Now inflation is practically nonexistent, the technology job market is glutted, the housing market is stalling out, and we're choked with debt that no measly 3-4% increase in GDP is going to get us out of. A lot of us will be putting any future income increases into paying down debt, not improving our lifestyle, for quite a long time. (And I am included in that number: my decision to attend business school was predicated on drawing a salary a lot higher than a journalist's when I got out.) Even if things get better, they aren't going to get as much better as they were getting just five short years ago. Of course, they were only getting better because we were borrowing part of now's "better" to pay for it. But that doesn't make it easier to face that cabinet full of Top Ramen when you get home from a hard day's work.
For the Gen Xers (and others) who overspent (in 20-20 hindsight) in the late 90s, they are having to gear their lifestyle down a notch below their normal levels for a while in order to pay down their home equity loans and credit cards. They're saving more than their age-income profile would suggest they should. That savings may not come in the form of adding to the 401(K), but in paying off debt. This will have an economic fallout, as the demand for consumer goods will be lower than income growth would indicate it should be. It will be good for businesses looking to raise capital, for the decrease in consumer debt will free up loanable funds for business purposes. However, the decreased demand will slow the recovery a bit.
So even though the economy is getting better, it feels worse. Though I'm no Austrian, you might call this The Great National Hangover. It won't kill us.

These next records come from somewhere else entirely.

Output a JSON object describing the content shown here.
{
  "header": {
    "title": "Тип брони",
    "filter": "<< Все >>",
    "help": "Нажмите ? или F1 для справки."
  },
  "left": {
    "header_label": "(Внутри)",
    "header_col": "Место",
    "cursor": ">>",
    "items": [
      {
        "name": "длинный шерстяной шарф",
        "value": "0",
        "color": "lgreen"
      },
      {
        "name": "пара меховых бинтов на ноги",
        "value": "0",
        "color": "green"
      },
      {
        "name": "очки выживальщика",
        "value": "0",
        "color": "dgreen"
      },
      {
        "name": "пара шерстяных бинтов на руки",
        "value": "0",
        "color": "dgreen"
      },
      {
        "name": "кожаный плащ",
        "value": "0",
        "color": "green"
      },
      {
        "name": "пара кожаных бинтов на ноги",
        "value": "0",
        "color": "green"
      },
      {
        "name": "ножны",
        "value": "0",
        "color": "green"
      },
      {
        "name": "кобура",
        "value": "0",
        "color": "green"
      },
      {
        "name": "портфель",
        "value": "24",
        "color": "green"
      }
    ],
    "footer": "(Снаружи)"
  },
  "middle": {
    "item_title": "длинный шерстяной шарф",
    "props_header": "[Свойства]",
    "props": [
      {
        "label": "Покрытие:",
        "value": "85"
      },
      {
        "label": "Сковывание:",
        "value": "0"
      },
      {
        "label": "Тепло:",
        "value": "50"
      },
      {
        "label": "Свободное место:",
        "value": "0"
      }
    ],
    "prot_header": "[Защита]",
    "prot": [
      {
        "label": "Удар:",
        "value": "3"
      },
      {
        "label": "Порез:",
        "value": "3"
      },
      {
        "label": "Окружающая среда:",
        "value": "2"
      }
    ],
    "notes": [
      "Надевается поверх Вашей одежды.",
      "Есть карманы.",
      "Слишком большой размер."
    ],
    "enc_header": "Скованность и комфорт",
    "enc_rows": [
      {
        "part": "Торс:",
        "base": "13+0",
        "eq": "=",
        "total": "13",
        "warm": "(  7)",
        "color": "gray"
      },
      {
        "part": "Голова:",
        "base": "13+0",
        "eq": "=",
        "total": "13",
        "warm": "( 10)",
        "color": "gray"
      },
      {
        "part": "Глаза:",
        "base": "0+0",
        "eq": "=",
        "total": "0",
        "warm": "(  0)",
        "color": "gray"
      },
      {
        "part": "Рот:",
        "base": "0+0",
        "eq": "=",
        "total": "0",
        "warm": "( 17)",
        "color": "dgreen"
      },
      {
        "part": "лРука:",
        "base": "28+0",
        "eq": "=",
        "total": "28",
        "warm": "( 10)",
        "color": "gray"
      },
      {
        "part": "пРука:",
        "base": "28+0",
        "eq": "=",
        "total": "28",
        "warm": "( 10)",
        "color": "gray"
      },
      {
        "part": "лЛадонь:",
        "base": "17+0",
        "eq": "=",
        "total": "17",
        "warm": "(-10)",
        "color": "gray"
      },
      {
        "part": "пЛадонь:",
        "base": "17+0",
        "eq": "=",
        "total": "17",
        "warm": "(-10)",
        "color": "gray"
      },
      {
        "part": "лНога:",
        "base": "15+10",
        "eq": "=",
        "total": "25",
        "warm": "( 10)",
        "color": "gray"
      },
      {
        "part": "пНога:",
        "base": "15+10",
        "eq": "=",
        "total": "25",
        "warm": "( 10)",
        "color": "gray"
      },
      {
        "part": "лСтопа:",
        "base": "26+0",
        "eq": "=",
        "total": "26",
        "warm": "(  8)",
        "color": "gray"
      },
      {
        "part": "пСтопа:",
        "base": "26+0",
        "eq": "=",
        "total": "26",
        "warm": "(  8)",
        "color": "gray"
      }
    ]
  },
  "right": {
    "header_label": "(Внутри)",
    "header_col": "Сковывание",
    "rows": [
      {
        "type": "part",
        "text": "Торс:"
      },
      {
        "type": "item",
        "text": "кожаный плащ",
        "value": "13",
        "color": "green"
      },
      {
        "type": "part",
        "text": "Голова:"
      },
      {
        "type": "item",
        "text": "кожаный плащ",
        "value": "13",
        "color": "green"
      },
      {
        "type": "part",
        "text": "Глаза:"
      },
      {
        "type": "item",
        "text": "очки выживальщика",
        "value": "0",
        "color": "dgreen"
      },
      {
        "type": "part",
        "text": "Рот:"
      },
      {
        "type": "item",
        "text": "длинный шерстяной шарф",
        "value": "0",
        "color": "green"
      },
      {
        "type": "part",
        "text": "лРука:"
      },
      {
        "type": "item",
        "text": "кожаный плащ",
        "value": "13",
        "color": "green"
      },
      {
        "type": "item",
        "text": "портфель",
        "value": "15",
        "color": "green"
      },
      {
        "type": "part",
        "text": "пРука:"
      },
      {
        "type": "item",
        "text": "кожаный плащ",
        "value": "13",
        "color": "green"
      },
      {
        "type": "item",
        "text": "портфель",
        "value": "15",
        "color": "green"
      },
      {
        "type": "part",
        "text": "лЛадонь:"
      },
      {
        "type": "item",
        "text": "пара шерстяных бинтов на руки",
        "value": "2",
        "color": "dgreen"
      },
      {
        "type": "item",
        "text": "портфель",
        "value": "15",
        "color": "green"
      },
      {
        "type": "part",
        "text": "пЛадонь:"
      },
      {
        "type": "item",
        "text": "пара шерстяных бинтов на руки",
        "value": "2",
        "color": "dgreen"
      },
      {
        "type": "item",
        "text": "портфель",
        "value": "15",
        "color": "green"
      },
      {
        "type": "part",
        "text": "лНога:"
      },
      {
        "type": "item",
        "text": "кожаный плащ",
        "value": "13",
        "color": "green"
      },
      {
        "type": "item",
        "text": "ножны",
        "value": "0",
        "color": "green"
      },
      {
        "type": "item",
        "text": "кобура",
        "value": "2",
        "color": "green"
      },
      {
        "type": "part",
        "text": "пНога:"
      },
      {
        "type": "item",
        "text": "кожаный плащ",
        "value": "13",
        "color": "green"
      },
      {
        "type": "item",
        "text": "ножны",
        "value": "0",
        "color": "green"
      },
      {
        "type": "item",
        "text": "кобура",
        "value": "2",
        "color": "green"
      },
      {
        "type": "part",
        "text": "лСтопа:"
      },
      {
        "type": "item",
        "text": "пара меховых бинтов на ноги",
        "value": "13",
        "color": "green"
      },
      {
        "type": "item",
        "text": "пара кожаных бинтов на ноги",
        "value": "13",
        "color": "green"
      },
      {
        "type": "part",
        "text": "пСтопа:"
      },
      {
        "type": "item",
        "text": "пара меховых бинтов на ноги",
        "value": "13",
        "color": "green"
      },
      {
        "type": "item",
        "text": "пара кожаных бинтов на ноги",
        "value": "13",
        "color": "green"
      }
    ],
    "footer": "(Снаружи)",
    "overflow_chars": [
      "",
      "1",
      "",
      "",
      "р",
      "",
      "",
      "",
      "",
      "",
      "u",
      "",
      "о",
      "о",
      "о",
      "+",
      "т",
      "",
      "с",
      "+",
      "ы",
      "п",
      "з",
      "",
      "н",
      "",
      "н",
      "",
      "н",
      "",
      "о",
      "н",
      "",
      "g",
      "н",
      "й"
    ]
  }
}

For a 20-something like Megan, the '00s are a popping of an emotional bubble. They hit college in the 90s, where human capital and a college education was the key to making the big bucks. The computer boom of the 90s placed a premium on human capital, promising high wages and a fast-growing economy. We've had a correction in that sector, and the future, while still bright, wasn't as rosy as it was a few years ago. For us oldsters who went through "real" recessions in the 70s and 80s, the early '00s were a modest bump in the road. However, it was a bump that took the air out of a lot of high-flying balloons. This may make the effects of the Bush tax cuts a bit harder to see and give liberals more ammunition. However, if you cut demand, it will tend to slow down the economy. While free-market economists like to focus on the supply-side of the equation, we need to remember that there is an aggregate demand curve as well as an aggregate supply curve. Just because Keynesians are fixated on it doesn't mean we can ignore it. ______________ 1If you use the baseball rule to credit the win to the pitcher who was on the mound when the team went ahead to stay, Reagan gets the W. We weren't leading in January 1981, given Communist successes in Nicaragua and Afghanistan, and we were in 1989, in large part due to an active anti-Communist efforts and a strong military buildup. That's not to say that other presidents didn't help, but Reagan put us in the lead to stay, while Bush 41 picks up the save.

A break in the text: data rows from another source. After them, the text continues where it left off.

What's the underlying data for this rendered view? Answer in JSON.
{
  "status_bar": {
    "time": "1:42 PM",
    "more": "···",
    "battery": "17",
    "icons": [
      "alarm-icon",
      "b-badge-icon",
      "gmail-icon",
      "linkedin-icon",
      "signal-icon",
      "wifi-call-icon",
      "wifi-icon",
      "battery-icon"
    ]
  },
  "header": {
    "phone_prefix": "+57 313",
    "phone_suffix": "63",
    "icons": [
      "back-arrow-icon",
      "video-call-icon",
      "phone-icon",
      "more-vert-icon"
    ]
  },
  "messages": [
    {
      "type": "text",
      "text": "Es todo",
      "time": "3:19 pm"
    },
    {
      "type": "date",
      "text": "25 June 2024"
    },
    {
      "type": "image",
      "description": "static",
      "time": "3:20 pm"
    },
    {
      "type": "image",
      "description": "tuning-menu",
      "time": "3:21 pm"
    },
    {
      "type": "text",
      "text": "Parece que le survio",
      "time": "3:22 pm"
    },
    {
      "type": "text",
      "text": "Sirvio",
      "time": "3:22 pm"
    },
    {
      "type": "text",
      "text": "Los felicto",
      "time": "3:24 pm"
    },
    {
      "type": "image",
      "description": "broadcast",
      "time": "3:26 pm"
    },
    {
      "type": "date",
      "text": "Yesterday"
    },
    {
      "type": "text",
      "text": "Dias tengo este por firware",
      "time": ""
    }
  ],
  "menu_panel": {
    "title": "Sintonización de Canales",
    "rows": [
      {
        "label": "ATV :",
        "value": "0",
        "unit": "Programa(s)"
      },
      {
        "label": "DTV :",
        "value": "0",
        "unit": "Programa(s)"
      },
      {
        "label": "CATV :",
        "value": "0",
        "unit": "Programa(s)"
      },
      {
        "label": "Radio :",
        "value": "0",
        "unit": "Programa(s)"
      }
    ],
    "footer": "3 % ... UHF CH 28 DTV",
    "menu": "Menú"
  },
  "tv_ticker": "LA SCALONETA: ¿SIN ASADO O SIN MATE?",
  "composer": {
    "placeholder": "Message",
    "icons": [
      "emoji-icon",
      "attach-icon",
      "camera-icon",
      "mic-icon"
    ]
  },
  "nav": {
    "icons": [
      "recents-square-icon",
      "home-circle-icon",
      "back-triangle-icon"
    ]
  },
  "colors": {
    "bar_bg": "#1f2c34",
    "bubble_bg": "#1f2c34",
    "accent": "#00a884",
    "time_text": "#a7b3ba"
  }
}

Comments: Post a Comment

This page is powered by Blogger. Isn't yours?